“My entrance to statistics was accidental, and happened when I attended statistics lectures at the university to take notes on behalf of another student who could not make it to the lectures. Since then, in all my academic work, I enthusiastically majored in statistics”
Dr Alysha De Livera is an academic biostatistician/bioinformatician/data scientist at the School of Population & Global Health at the University of Melbourne. She completed her PhD in Statistics at Monash University on the topic forecasting time series with complex seasonal patterns. Her research has since focused on the application of statistics to a wide range of problems in medicine, biology and epidemiology, as well as practical statistical approaches and software to handle statistical issues that are motivated by these studies. In addition to research, Dr De Livera has engaged in a range of activities including lecturing, consulting, mentoring, contributing to courses in biostatistics/bioinformatics, and helps promote biostatistics in Australia. When not working, she is a dedicated mother, wife, volunteer, enjoying the best of the free but invaluable things that life has to offer.
What do you love most about your academic role in STEMM?
Being able to contribute to society, in terms of advancing knowledge, improving the quality of collaborative research, and supervision of postgraduate students inspire me. A renowned statistician, John Tukey said, “The best thing about being a statistician is that you get to play in everyone’s backyard”. I have chosen my backyard to be medicine, biology and epidemiology, and I greatly enjoy working in these fields on the projects that require complex data analyses, in particular those that combine biostatistics and bioinformatics.
What was the key thing that helped you get to where you are today?
Following my passion for statistics and data science. My entrance to statistics was accidental, and happened when I attended statistics lectures at the university to take notes on behalf of another student who could not make it to the lectures.
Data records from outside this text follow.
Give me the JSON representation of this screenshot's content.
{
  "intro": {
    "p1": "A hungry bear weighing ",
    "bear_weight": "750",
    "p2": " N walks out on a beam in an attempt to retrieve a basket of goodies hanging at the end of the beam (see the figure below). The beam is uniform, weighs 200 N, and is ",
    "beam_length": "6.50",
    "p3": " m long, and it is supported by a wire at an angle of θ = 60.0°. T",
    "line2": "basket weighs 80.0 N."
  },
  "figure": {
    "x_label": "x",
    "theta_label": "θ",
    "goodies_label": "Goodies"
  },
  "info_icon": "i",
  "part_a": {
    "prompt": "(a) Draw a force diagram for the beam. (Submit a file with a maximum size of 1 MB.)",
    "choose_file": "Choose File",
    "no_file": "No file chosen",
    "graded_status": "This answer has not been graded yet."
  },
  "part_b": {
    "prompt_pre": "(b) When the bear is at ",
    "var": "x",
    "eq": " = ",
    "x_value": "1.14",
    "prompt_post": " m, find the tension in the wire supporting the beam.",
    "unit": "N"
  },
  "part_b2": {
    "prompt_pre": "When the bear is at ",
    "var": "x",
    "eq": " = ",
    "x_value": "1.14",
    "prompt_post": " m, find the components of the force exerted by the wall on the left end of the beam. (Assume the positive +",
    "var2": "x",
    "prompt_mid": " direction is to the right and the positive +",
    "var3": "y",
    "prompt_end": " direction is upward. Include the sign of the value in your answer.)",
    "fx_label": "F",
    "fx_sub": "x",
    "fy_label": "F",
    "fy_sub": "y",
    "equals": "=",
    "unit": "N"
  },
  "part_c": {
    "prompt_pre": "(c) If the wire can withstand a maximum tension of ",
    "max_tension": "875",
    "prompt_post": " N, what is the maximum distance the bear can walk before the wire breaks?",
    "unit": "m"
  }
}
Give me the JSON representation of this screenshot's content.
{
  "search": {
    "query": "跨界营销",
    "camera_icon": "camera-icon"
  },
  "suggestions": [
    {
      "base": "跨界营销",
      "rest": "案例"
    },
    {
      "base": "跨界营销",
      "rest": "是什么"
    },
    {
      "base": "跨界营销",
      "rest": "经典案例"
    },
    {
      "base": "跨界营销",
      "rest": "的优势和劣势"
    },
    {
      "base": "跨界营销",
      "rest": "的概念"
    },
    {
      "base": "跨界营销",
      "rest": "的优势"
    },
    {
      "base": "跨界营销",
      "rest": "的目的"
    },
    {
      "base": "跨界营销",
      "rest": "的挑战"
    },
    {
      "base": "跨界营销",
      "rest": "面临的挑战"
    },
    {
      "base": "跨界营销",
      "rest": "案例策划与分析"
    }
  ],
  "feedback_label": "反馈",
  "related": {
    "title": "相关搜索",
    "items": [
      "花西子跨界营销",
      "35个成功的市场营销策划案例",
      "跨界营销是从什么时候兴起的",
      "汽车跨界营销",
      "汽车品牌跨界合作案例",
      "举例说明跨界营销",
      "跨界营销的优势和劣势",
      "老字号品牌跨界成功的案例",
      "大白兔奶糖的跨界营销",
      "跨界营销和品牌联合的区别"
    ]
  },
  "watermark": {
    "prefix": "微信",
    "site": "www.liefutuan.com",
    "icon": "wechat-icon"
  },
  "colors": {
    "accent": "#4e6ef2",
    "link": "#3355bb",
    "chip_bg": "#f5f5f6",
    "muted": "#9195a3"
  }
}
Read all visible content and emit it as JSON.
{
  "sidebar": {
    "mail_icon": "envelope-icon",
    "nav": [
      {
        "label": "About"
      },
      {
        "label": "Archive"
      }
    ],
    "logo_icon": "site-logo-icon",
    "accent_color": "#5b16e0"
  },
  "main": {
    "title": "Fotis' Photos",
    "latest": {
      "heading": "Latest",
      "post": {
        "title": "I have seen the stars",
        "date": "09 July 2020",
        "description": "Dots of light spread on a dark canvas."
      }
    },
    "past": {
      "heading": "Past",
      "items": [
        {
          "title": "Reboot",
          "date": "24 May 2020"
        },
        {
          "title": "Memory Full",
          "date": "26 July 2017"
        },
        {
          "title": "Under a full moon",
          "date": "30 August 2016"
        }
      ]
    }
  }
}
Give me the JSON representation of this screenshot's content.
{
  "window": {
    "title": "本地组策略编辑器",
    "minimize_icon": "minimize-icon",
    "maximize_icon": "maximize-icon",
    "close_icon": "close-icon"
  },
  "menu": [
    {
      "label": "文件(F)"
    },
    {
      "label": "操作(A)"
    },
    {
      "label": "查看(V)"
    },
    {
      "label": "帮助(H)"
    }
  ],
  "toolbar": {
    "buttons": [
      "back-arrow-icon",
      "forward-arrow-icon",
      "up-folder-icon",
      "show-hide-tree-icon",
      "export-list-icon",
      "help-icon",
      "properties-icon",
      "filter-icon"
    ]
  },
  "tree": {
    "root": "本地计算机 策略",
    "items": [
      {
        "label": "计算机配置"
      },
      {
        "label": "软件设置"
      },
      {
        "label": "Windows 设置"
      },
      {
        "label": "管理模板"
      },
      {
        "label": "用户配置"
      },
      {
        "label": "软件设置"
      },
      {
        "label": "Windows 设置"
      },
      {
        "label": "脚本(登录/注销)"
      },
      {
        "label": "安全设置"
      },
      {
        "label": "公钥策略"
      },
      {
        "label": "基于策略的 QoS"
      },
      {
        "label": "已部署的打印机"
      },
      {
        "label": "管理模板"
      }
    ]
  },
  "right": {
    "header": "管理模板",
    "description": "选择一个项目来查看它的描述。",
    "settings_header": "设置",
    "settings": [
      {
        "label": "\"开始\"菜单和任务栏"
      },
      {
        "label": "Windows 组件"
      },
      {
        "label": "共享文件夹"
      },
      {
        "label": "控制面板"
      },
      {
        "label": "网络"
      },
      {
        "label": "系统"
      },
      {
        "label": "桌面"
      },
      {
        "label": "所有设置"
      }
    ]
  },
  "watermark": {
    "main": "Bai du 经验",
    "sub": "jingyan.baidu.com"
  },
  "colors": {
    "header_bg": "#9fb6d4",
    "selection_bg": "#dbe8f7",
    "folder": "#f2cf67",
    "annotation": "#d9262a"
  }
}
Since then, in all my academic work, I enthusiastically majored in statistics.
What have you learnt during your career to increase your resilience?
I focus on my desire to make a difference and do not rely solely on one plan, bearing in mind that “a ship in harbour is safe, but that is not what a ship is built for” (a quote attributed to John Shedd). I believe in having a strong work-life balance as well as getting involved in a diverse range of activities other than research.
How do you cope with self-doubt? How do you cope with imposter syndrome?
Self-doubt/imposter syndrome is something I wish I had known earlier. I first heard about imposter syndrome at a STEMM event, and that only happened after I finished my PhD. Although imposter syndrome is no longer an issue for me, it resonates well with my experience during the PhD period. Despite being awarded a Dean List Fellowship for every year of my undergraduate degree at Monash University, the University award for best postgraduate student in Statistics, and concurrently receiving Dean’s Postgraduate Research Excellence Award, a CSIRO PhD Scholarship as well as the Australian Postgraduate Award to continue onto PhD, I still remember having intense feelings of undeserving to be a PhD candidate at the time. Over time I learnt to look back at how far I have come and proceed with determination when I start to doubt myself.
What is the one piece of advice you would give to women just starting their careers in STEMM?
When it comes to a STEMM career choice, follow your passion, as it is nearly impossible to achieve much without passion.
LinkedIn: Alysha De Livera